SunSmart Victoria is warning Victorians that between November and February, we are 11.5 times more likely to require emergency assistance because of sunburn compared to the rest of the year (March - October).
While many of us have fond memories enjoying the great outdoors last summer, new data from Victorian Emergency Minimum Dataset (VEMD) shows that last year 274 Victorians ended up in the emergency department with severe sunburn.
Since records started in July 2004, more than 5000 people have presented to Victorian emergency departments with a diagnosis of sunburn.
Head of SunSmart, Emma Glassenbury, says considering sunburn and damage from ultraviolet (UV) radiation is preventable, this alarming number represents an unnecessary risk increasing people’s likelihood of developing skin cancer, and an unnecessary burden on the state’s health system.
“Between November and February, the UV index in Victoria will consistently reach high and extreme levels. In some parts of our beautiful state, UV levels are strong enough to cause sunburn in as little as 11 minutes without sun protection.
“This is our peak period for sunburn, which is an immediate result of UV damage causing pain and trauma to the skin that can increase your risk of developing skin cancer later in life,” Ms Glassenbury says.
Daily routines can change over summer as people typically spend more time outdoors. With warmer, drier conditions forecast this year, SunSmart is encouraging Victorians to cover up when the UV is 3 or above to avoid a trip to the emergency department.
“We need to remember that sunburn and UV damage is preventable. Every time you head outdoors, you need to check the UV level and if it is 3 or above, cover up using all five forms of sun protection,” Ms Glassenbury says.
The latest data also revealed of the 5053 presentations to emergency departments for principal diagnosis of sunburn from July 2004 to June 2023, half were aged between 10-24 years (49.63%). In the age group 0-14 years, a higher proportion of boys (60.55%) than girls presented to ED with sunburn.

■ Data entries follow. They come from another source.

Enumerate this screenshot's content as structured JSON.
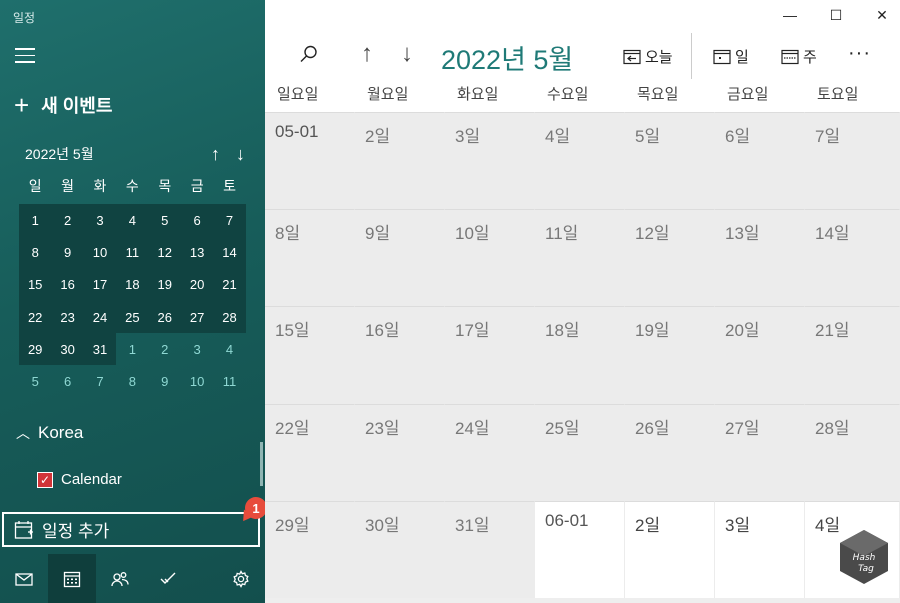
{
  "app": {
    "title": "일정"
  },
  "sidebar": {
    "new_event_label": "새 이벤트",
    "mini_calendar": {
      "title": "2022년 5월",
      "weekdays": [
        "일",
        "월",
        "화",
        "수",
        "목",
        "금",
        "토"
      ],
      "days": [
        {
          "d": "1",
          "cur": true
        },
        {
          "d": "2",
          "cur": true
        },
        {
          "d": "3",
          "cur": true
        },
        {
          "d": "4",
          "cur": true
        },
        {
          "d": "5",
          "cur": true
        },
        {
          "d": "6",
          "cur": true
        },
        {
          "d": "7",
          "cur": true
        },
        {
          "d": "8",
          "cur": true
        },
        {
          "d": "9",
          "cur": true
        },
        {
          "d": "10",
          "cur": true
        },
        {
          "d": "11",
          "cur": true
        },
        {
          "d": "12",
          "cur": true
        },
        {
          "d": "13",
          "cur": true
        },
        {
          "d": "14",
          "cur": true
        },
        {
          "d": "15",
          "cur": true
        },
        {
          "d": "16",
          "cur": true
        },
        {
          "d": "17",
          "cur": true
        },
        {
          "d": "18",
          "cur": true
        },
        {
          "d": "19",
          "cur": true
        },
        {
          "d": "20",
          "cur": true
        },
        {
          "d": "21",
          "cur": true
        },
        {
          "d": "22",
          "cur": true
        },
        {
          "d": "23",
          "cur": true
        },
        {
          "d": "24",
          "cur": true
        },
        {
          "d": "25",
          "cur": true
        },
        {
          "d": "26",
          "cur": true
        },
        {
          "d": "27",
          "cur": true
        },
        {
          "d": "28",
          "cur": true
        },
        {
          "d": "29",
          "cur": true
        },
        {
          "d": "30",
          "cur": true
        },
        {
          "d": "31",
          "cur": true
        },
        {
          "d": "1",
          "cur": false
        },
        {
          "d": "2",
          "cur": false
        },
        {
          "d": "3",
          "cur": false
        },
        {
          "d": "4",
          "cur": false
        },
        {
          "d": "5",
          "cur": false
        },
        {
          "d": "6",
          "cur": false
        },
        {
          "d": "7",
          "cur": false
        },
        {
          "d": "8",
          "cur": false
        },
        {
          "d": "9",
          "cur": false
        },
        {
          "d": "10",
          "cur": false
        },
        {
          "d": "11",
          "cur": false
        }
      ]
    },
    "calendar_group": "Korea",
    "calendar_item": {
      "label": "Calendar",
      "checked": true,
      "color": "#d13438"
    },
    "add_schedule_label": "일정 추가",
    "callout_number": "1",
    "bottom_nav": [
      "mail-icon",
      "calendar-icon",
      "people-icon",
      "todo-icon",
      "settings-icon"
    ]
  },
  "toolbar": {
    "month_title": "2022년 5월",
    "today_label": "오늘",
    "day_label": "일",
    "week_label": "주"
  },
  "month_view": {
    "weekdays": [
      "일요일",
      "월요일",
      "화요일",
      "수요일",
      "목요일",
      "금요일",
      "토요일"
    ],
    "cells": [
      {
        "label": "05-01",
        "next": false,
        "first": true
      },
      {
        "label": "2일",
        "next": false
      },
      {
        "label": "3일",
        "next": false
      },
      {
        "label": "4일",
        "next": false
      },
      {
        "label": "5일",
        "next": false
      },
      {
        "label": "6일",
        "next": false
      },
      {
        "label": "7일",
        "next": false
      },
      {
        "label": "8일",
        "next": false
      },
      {
        "label": "9일",
        "next": false
      },
      {
        "label": "10일",
        "next": false
      },
      {
        "label": "11일",
        "next": false
      },
      {
        "label": "12일",
        "next": false
      },
      {
        "label": "13일",
        "next": false
      },
      {
        "label": "14일",
        "next": false
      },
      {
        "label": "15일",
        "next": false
      },
      {
        "label": "16일",
        "next": false
      },
      {
        "label": "17일",
        "next": false
      },
      {
        "label": "18일",
        "next": false
      },
      {
        "label": "19일",
        "next": false
      },
      {
        "label": "20일",
        "next": false
      },
      {
        "label": "21일",
        "next": false
      },
      {
        "label": "22일",
        "next": false
      },
      {
        "label": "23일",
        "next": false
      },
      {
        "label": "24일",
        "next": false
      },
      {
        "label": "25일",
        "next": false
      },
      {
        "label": "26일",
        "next": false
      },
      {
        "label": "27일",
        "next": false
      },
      {
        "label": "28일",
        "next": false
      },
      {
        "label": "29일",
        "next": false
      },
      {
        "label": "30일",
        "next": false
      },
      {
        "label": "31일",
        "next": false
      },
      {
        "label": "06-01",
        "next": true,
        "first": true
      },
      {
        "label": "2일",
        "next": true
      },
      {
        "label": "3일",
        "next": true
      },
      {
        "label": "4일",
        "next": true
      }
    ]
  },
  "colors": {
    "sidebar": "#1a6562",
    "accent": "#1f7a77",
    "callout": "#e74c3c"
  }
}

Whilst among teenagers and young adults aged 15-24 years, a
higher proportion of females (53.25%) than males presented to ED with sunburn.
Director of the Victorian Melanoma Service at the Alfred Hospital, Associate Professor Victoria Mar, says it’s worrying that we continue to see high numbers of teenagers and young adults present to emergency departments to treat a condition that is avoidable.

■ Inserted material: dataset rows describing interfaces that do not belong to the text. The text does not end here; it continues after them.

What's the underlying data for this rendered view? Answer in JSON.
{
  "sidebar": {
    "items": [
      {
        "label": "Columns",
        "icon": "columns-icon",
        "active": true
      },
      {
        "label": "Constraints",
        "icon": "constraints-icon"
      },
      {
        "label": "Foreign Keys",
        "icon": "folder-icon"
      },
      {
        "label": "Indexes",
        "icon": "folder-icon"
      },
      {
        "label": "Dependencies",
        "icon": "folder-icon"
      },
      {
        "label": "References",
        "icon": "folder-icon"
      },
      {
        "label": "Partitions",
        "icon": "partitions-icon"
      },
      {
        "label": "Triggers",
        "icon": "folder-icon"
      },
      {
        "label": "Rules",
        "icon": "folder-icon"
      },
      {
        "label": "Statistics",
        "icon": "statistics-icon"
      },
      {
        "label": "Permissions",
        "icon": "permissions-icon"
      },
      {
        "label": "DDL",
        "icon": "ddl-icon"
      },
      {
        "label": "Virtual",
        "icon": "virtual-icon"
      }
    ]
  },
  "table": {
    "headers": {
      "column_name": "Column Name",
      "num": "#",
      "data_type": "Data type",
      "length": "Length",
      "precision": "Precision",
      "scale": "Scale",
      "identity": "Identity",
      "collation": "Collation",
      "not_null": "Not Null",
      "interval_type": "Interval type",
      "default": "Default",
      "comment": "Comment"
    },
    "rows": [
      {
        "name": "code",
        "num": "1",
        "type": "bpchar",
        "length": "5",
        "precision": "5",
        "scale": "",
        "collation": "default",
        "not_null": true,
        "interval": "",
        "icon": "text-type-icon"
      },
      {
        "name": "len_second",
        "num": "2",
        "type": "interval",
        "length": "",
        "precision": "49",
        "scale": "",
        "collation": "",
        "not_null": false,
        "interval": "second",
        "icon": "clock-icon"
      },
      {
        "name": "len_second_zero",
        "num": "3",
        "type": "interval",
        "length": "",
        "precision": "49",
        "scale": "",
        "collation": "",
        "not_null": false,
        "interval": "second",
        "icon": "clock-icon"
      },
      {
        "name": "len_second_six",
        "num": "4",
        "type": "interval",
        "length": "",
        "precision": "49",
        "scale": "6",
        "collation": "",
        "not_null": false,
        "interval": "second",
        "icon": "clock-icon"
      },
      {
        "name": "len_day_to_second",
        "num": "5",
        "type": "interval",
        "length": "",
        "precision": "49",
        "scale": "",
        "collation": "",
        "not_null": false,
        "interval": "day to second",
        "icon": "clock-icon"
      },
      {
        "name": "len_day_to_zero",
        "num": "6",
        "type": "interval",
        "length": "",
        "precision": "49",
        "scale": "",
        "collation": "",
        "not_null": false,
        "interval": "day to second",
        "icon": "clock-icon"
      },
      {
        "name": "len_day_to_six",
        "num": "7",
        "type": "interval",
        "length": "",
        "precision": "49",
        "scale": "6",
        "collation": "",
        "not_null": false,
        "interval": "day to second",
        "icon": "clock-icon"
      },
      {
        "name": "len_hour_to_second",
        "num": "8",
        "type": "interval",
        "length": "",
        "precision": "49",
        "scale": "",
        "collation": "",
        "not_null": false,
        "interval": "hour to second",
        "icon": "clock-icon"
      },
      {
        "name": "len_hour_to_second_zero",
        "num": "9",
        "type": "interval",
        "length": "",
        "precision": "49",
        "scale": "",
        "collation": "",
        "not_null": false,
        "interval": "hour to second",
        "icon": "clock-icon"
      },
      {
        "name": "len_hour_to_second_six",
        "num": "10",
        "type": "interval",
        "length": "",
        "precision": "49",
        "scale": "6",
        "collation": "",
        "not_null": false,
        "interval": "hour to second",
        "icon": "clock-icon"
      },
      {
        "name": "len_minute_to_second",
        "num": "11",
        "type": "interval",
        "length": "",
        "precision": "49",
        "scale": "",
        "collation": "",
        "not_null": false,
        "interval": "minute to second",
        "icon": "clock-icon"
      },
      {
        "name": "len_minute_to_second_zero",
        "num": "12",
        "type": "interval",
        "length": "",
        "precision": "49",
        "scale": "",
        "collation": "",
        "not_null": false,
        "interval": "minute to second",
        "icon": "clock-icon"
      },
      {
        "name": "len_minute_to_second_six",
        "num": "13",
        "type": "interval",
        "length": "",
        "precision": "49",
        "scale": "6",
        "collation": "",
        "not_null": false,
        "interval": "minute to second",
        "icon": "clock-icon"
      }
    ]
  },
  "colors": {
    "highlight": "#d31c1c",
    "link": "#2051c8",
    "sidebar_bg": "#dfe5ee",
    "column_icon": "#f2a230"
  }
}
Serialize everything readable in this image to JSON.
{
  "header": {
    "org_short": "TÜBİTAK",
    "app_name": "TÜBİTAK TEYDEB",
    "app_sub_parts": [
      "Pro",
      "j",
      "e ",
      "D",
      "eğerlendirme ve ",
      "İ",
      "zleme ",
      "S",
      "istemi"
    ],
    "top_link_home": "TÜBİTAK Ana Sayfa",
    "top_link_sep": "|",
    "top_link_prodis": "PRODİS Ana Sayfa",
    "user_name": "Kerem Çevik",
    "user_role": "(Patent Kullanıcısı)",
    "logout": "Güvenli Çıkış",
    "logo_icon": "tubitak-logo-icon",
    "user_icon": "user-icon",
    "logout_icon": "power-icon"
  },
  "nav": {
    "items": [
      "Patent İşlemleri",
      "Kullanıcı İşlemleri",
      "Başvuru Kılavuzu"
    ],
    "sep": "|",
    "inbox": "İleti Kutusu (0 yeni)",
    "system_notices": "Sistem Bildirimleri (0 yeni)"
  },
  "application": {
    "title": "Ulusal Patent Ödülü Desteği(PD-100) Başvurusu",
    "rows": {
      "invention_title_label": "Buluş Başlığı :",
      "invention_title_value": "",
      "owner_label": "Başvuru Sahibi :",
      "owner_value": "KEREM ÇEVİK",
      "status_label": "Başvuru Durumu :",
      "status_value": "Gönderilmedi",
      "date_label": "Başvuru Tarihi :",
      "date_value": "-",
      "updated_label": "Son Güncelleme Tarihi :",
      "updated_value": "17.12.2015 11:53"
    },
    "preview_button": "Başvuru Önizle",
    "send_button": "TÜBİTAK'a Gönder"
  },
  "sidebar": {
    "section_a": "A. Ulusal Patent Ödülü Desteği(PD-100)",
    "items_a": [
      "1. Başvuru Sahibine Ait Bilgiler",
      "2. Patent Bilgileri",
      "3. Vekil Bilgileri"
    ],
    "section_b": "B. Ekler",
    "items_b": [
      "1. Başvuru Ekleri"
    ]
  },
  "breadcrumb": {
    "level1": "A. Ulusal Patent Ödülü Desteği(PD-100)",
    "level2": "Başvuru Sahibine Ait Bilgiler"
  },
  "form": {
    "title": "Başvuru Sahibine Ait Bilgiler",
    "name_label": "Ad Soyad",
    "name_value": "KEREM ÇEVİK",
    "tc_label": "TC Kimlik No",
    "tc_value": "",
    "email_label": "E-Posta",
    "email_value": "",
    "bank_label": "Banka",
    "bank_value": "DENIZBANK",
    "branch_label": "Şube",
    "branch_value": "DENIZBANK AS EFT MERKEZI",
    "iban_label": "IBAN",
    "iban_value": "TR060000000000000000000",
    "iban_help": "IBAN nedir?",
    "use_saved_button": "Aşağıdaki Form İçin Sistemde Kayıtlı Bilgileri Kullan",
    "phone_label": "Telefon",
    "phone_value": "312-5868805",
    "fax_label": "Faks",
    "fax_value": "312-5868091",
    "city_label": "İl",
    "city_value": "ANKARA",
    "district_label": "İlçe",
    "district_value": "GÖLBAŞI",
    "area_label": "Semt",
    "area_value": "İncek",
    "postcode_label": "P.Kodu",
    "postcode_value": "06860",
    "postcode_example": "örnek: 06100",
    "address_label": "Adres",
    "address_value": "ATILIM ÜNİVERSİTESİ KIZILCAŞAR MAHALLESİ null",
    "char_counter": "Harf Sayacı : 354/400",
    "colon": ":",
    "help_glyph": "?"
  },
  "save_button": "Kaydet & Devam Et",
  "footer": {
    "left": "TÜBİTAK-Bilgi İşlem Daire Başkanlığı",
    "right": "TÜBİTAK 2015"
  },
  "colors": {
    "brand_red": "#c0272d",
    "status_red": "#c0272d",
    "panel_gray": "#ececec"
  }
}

“The latest data shows too many young Victorians continue to risk their skin when enjoying the outdoors over summer. Severe sunburn requires urgent medical attention to treat symptoms such as extensive blistering and pain, headache, nausea and vomiting, fever, or dizziness,” Associate Professor Mar says.
“While we can treat the immediate symptoms, we cannot undo the UV damage that’s been done. UV damage during childhood and adolescence significantly increases the risk of skin cancer.
“The good news is that skin cancer is one of the most preventable cancers and you can protect yourself and your family by using sun protection. We want all Victorians to enjoy a sunburn-free summer and to see a noticeable decline in the numbers of youth presenting to emergency departments for severe, and preventable, sunburn,” Associate Professor Mar says.
Even on cool and cloudy summer days, UV can cause damage and sunburn. To avoid getting caught out, SunSmart encourages Victorians to download the free SunSmart Global UV App for real-time, location-specific UV and sun protection advice.
“We urge people to cover up this summer to protect their skin from sunburn, and protect their future-selves from skin cancer, by wearing a hat, sunglasses and clothing, applying sunscreen and enjoying shady spaces outdoors,” Ms Glassenbury says.
For more information or to download to SunSmart Global UV App, visit www.sunsmart.com.au